“Thanks, Dad,” Darryl chirped, “And I wasn’t even scared!” Well, perhaps in retrospect he wasn’t.
“It sounds like you’re going to miss all your friends while we’re gone,” I observed, “are you sure you want to go to Earth?”
“We aren’t going to stay there forever, are we?” Darryl asked in sudden terror.
“Oh, no!” I laughed. “We’re just going to visit Grandma Franklin in Chicago, and then come back.”
“Whew!” Darryl sighed, mopping his forehead with the back of his hand, “that’s a relief!” He bent over to tie a shoe. “It’s a nice place to visit, but I don’t want to stay there!”
John and I laughed uproariously at that one, but we had to squelch it immediately: it wasn’t appropriate for the scene on the stage.
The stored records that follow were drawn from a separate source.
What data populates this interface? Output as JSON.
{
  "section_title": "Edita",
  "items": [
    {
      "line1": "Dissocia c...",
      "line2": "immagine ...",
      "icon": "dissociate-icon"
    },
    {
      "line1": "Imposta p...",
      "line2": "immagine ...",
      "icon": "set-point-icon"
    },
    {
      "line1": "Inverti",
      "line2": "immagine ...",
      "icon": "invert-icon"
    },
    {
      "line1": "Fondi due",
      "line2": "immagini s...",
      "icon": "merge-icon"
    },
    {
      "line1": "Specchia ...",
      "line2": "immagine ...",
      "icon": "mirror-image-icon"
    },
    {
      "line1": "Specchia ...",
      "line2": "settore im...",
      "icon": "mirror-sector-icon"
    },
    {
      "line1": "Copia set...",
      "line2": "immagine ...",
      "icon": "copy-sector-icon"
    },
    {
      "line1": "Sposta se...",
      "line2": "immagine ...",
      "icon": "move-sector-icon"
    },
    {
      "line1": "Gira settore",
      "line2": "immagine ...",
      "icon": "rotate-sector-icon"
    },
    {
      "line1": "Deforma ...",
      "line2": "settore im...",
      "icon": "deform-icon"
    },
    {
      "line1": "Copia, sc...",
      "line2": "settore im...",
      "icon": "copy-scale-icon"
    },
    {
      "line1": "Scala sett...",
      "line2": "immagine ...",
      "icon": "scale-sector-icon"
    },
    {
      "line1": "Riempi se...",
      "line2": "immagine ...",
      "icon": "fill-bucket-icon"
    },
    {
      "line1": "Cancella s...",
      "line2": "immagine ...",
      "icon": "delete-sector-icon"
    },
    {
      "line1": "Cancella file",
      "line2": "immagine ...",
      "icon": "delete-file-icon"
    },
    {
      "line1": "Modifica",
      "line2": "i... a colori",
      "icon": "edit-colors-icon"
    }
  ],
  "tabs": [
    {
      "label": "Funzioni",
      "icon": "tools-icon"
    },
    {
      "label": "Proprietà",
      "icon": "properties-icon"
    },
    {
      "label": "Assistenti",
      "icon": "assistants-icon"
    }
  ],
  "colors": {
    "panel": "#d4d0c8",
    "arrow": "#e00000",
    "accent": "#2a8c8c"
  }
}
“That was actually a very difficult song,” John volunteered out of nowhere, “I was terrified that I’d ruin it at any moment.”
To be truthful, I don’t think anyone even noticed the skritch. We were all wrapped up in the words to Darryl’s song, and the sincerity with which he sang it. “It came off quite well,” I reassured John, with a pat on the arm.
“Thanks,” he said. Then he added in an apologetic tone, “I even missed a few notes, but I guess no harm was done.”
Darryl tugged on my sleeve: “What about Grandma and Grandpa Nagala?” he whispered.
“We will see them in Halakan, before we get on the spaceship,” I reassured him.
We then directed our attention to the Founding of the Guilds, which was being reenacted on stage by members of Darryl’s class.
We had planned to head for home and go straight to bed the instant the play was over, but we were detained by a number of people who wanted to congratulate Darryl on his song.
So! Those are the events of the day! We will be leaving here tomorrow, Fourthday, the twelfth of Seventhmonth. We have an early-morning departure on Kharg-And-Beyond Airlines. (All the flights from Fomin seem to leave in the morning!)
Suddenly, I’m very sleepy, so I’ll have to wrap this up. I’ll send you a note from Fomin, Halakan!